As an aside: The higher the precision the more significant digits can be calculated. We do not actually need "high" precision, since we only need 1 or 2 significant figures and the order of magnitude. But I digress.
Thanks for the education, and for pointing out what I did not say in the article. I appreciate it.
Thanks for that news alert. I assume there is a lot of disagreement within China about how to handle this hot potato.
Paulo, thanks for your suggestion. It's nice to know another couple is having similar discussions, and has come up with an interesting idea.
Your approach to avoiding having to time the banking systems is quite interesting, and makes tactical sense. Today's percentage changes in KBE and SDS almost cancelled each other out. SDS did better. So it worked today.
Is the net effect of doing that to lower the return of the dividend in the dividend paying instrument to something like half of it's stated rate on the day you bought it?
I don't see the banking shares coming back over the next few years, until they sell off sufficient assets to cover these enormous, real losses that they are revealing to the public a little at a time. In addition, they are issuing and selling new shares of preferred stocks to new investors. Even if they are not fools, and have good reasons for taking control of a shell, the new preferred shares they receive do dilute your investment for the reasonably foreseeable future. The funds they put in are not additional asset purchasing funds, and just cover already incurred losses that were hidden.

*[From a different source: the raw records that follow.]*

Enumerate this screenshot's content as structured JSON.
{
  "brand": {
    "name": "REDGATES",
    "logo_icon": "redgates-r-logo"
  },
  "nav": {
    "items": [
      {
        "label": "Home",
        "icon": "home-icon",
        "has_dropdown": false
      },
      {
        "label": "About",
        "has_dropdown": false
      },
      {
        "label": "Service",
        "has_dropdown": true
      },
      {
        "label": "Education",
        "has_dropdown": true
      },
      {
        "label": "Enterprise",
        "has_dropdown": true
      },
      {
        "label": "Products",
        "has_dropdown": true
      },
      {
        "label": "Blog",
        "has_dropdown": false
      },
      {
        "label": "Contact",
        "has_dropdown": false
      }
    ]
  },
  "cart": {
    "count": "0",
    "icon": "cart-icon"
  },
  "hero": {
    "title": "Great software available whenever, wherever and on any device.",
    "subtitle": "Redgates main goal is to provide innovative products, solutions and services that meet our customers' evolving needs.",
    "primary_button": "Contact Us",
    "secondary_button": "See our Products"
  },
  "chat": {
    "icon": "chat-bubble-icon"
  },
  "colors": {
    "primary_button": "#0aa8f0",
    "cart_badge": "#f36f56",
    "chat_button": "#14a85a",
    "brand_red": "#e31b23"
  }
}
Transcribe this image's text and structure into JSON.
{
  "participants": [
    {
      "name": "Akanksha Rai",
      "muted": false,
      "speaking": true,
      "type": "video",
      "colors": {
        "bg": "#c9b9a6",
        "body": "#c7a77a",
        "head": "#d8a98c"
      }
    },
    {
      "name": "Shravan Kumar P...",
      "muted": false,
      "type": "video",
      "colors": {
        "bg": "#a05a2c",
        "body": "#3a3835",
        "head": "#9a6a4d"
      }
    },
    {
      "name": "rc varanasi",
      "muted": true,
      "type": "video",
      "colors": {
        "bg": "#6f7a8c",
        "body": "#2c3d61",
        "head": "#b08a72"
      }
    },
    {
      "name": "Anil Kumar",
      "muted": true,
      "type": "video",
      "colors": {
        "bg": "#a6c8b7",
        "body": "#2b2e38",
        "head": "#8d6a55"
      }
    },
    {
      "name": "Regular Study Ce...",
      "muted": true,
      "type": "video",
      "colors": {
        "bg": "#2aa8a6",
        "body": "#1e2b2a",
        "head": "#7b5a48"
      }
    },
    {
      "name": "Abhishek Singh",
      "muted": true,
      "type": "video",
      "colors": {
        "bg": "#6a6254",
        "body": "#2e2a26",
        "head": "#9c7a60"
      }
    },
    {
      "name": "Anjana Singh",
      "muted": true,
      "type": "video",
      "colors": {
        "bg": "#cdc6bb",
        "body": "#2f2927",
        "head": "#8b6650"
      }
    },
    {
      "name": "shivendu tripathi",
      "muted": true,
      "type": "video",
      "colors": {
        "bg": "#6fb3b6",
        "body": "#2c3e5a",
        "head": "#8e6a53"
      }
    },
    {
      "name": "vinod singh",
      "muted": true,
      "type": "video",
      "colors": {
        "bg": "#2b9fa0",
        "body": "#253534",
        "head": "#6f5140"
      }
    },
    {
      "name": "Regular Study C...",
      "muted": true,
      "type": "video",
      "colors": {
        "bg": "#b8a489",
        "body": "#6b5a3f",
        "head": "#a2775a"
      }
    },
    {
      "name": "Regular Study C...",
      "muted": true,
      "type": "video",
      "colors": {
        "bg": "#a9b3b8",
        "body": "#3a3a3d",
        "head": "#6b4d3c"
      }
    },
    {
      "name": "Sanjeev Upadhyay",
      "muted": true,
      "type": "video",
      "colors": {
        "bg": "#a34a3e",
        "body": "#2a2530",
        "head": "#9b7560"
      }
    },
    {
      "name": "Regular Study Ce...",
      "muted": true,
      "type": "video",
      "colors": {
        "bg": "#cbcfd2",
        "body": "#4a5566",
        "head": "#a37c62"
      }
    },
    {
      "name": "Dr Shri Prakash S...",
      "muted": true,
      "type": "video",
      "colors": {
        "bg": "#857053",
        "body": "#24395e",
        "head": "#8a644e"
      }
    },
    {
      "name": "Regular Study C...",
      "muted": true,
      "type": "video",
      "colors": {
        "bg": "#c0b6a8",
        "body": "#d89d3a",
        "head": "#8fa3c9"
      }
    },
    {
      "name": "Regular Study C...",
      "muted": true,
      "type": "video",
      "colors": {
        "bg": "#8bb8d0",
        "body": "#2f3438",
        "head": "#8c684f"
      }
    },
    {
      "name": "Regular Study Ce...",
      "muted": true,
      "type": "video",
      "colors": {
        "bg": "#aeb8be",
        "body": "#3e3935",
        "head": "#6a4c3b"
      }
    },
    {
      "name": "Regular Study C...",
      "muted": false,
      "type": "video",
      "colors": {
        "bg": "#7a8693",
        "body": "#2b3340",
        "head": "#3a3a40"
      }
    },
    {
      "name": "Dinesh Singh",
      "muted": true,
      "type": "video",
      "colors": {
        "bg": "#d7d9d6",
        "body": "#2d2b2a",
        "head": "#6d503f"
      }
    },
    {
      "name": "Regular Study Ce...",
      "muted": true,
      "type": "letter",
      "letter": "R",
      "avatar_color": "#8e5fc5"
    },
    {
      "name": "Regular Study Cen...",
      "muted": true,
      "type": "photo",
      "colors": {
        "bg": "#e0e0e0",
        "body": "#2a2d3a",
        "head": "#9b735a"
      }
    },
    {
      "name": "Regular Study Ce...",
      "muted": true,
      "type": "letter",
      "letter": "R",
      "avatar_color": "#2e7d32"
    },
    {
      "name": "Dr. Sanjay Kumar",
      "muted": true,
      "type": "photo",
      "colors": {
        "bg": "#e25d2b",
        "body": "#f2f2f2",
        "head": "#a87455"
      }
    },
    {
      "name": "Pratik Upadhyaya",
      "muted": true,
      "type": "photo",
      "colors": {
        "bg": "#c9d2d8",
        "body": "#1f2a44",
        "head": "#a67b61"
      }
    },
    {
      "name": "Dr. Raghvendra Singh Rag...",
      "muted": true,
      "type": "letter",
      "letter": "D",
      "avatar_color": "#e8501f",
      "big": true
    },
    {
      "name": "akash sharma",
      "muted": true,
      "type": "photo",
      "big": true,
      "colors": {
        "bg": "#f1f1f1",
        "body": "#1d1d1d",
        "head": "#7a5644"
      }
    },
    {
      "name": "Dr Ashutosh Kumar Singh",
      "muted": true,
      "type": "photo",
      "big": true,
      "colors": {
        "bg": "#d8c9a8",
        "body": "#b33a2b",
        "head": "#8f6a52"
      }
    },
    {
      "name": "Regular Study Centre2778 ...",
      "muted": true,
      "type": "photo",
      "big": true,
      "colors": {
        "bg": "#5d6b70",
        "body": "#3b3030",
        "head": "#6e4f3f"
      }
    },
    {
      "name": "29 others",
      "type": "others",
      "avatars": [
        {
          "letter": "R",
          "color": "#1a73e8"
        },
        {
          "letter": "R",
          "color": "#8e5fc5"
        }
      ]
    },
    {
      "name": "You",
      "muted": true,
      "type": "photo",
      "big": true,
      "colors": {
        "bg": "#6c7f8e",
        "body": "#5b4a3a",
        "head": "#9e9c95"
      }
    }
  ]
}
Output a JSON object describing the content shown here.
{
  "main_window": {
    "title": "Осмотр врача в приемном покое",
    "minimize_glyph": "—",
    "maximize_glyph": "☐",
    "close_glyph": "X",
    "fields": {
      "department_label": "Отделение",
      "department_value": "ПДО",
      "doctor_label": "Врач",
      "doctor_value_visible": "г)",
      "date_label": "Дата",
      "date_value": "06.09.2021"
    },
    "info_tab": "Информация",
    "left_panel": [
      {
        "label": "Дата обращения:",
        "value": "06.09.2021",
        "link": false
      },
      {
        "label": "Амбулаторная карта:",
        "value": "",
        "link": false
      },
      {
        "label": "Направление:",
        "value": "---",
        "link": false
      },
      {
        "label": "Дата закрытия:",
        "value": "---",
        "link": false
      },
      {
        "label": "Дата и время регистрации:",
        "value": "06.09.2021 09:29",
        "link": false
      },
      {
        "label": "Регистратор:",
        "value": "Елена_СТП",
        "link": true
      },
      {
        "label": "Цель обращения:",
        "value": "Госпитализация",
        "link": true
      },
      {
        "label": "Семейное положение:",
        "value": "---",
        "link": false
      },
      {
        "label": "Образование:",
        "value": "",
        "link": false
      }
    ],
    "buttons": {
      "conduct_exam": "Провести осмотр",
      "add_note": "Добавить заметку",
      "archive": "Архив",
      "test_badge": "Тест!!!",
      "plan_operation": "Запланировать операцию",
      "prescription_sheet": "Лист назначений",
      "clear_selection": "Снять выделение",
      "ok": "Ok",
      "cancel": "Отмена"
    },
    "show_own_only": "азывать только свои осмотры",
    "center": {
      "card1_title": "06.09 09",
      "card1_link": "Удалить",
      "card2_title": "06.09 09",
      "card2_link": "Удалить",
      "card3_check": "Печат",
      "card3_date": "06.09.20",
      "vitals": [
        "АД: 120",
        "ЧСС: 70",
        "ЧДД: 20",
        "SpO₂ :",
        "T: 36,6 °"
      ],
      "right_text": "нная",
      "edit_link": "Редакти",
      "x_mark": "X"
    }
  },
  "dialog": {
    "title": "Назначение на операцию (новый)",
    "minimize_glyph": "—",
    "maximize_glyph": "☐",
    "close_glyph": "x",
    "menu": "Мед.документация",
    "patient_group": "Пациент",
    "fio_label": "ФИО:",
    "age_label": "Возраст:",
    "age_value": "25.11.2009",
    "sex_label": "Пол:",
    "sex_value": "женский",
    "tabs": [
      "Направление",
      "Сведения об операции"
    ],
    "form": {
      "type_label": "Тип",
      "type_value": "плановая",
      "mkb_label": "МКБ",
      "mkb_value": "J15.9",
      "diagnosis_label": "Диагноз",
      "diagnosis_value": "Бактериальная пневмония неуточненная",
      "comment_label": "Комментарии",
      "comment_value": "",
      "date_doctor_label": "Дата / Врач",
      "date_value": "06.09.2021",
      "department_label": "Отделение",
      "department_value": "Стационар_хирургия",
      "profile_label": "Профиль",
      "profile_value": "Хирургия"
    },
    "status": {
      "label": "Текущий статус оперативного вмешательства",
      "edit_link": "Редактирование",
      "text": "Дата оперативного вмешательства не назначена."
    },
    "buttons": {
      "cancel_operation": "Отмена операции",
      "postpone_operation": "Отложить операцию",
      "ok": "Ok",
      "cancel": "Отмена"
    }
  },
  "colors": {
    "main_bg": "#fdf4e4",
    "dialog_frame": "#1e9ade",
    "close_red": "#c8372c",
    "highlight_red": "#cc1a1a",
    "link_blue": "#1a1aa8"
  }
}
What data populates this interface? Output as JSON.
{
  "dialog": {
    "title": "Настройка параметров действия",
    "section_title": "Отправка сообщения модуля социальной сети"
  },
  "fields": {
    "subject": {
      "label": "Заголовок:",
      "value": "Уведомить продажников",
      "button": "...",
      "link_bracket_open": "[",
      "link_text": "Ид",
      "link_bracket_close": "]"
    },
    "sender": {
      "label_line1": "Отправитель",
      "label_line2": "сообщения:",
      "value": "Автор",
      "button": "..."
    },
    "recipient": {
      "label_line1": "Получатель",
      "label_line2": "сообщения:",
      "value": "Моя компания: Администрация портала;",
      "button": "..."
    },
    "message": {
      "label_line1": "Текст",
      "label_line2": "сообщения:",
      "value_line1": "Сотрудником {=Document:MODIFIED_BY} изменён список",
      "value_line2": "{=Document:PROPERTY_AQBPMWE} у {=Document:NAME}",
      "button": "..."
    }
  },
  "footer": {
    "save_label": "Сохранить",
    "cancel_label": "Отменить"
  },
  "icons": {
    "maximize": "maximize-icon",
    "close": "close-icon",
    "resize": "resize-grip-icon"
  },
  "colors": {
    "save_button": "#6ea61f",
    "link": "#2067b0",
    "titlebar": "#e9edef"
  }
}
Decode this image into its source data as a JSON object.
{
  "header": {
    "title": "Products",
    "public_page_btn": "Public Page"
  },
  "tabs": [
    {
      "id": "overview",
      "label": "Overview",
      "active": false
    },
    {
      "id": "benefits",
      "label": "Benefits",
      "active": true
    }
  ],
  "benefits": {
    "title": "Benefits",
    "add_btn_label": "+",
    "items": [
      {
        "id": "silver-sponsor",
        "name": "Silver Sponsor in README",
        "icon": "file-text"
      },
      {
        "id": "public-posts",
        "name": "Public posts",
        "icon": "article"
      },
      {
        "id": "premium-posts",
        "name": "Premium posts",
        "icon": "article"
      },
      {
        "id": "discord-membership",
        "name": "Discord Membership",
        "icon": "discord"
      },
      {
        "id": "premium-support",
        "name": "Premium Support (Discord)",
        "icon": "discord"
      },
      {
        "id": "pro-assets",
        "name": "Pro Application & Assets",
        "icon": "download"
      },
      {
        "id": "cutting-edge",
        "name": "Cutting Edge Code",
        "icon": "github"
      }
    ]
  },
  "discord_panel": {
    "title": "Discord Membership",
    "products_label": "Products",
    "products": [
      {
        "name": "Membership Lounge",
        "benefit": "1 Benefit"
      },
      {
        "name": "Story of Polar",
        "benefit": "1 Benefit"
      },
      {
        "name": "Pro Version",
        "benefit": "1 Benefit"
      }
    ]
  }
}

That all seems to mean that the NAV on Citigroup, and other financial institutions with similar problems, will be gravitating to a significantly lower number about which it may fluctuate. That will be true until they almost start to make profits. Whoever buys them is buying damaged goods which could be hard to resell near where you bought them... for a long time, possibly ever.
In your strategy, what happens when Nasdaq turns upward, SDS starts declining, and the banks still struggle in their downward spiral, like a star orbiting a black hole? That seems risky to me. Fortunately, we are not locked into KBE, since commissions are very small. I am confident there are less volatile, safer, dividend paying stocks that do well in bear markets. Consumer necessities such as milk, soap, soda, baked beans, and beer are a few examples that come to mind.
Arguing against my own position, Sandy Weil is apparently investing in this rescue effort, and he is brilliant. The article seemed to say it was his own money. If that's true, I would like to hear his reasons. I would love to talk to him. I would hate to bet against Sandy Weil.
As dsilisk pointed out, Warren Buffet's first rule of investing is "Never lose money."
Thanks for sharing your strategy. I bought some SDS, and just a few shares of KBE, so like RNP, it's now on my radar screen.